[Extracted material]
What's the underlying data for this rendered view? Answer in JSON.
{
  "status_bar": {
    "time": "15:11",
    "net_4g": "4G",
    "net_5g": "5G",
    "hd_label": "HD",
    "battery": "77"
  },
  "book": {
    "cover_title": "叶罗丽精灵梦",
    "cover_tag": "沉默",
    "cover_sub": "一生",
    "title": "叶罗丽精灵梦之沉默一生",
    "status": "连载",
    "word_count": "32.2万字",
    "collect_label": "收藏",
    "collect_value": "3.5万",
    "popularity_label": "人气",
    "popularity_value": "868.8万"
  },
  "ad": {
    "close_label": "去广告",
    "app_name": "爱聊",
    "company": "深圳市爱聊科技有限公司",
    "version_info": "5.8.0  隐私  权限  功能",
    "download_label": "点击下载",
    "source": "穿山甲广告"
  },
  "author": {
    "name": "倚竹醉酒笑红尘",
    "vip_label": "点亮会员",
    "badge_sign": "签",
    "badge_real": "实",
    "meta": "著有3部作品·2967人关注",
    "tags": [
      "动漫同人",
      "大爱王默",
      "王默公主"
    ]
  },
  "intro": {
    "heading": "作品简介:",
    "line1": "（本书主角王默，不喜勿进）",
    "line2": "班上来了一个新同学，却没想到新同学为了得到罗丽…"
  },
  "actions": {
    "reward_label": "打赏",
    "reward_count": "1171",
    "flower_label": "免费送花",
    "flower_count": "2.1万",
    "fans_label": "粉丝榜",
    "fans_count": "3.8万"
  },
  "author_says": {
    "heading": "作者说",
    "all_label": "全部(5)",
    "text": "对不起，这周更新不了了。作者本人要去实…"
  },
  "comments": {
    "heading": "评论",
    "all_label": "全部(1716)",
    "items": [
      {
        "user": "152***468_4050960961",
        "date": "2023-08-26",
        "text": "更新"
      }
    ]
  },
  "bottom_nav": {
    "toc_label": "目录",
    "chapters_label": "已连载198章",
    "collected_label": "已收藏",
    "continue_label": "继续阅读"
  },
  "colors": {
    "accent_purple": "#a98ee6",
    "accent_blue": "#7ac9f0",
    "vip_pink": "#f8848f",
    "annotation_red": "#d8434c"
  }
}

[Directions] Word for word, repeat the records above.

[Output for this task]
What's the underlying data for this rendered view? Answer in JSON.
{
  "status_bar": {
    "time": "15:11",
    "net_4g": "4G",
    "net_5g": "5G",
    "hd_label": "HD",
    "battery": "77"
  },
  "book": {
    "cover_title": "叶罗丽精灵梦",
    "cover_tag": "沉默",
    "cover_sub": "一生",
    "title": "叶罗丽精灵梦之沉默一生",
    "status": "连载",
    "word_count": "32.2万字",
    "collect_label": "收藏",
    "collect_value": "3.5万",
    "popularity_label": "人气",
    "popularity_value": "868.8万"
  },
  "ad": {
    "close_label": "去广告",
    "app_name": "爱聊",
    "company": "深圳市爱聊科技有限公司",
    "version_info": "5.8.0  隐私  权限  功能",
    "download_label": "点击下载",
    "source": "穿山甲广告"
  },
  "author": {
    "name": "倚竹醉酒笑红尘",
    "vip_label": "点亮会员",
    "badge_sign": "签",
    "badge_real": "实",
    "meta": "著有3部作品·2967人关注",
    "tags": [
      "动漫同人",
      "大爱王默",
      "王默公主"
    ]
  },
  "intro": {
    "heading": "作品简介:",
    "line1": "（本书主角王默，不喜勿进）",
    "line2": "班上来了一个新同学，却没想到新同学为了得到罗丽…"
  },
  "actions": {
    "reward_label": "打赏",
    "reward_count": "1171",
    "flower_label": "免费送花",
    "flower_count": "2.1万",
    "fans_label": "粉丝榜",
    "fans_count": "3.8万"
  },
  "author_says": {
    "heading": "作者说",
    "all_label": "全部(5)",
    "text": "对不起，这周更新不了了。作者本人要去实…"
  },
  "comments": {
    "heading": "评论",
    "all_label": "全部(1716)",
    "items": [
      {
        "user": "152***468_4050960961",
        "date": "2023-08-26",
        "text": "更新"
      }
    ]
  },
  "bottom_nav": {
    "toc_label": "目录",
    "chapters_label": "已连载198章",
    "collected_label": "已收藏",
    "continue_label": "继续阅读"
  },
  "colors": {
    "accent_purple": "#a98ee6",
    "accent_blue": "#7ac9f0",
    "vip_pink": "#f8848f",
    "annotation_red": "#d8434c"
  }
}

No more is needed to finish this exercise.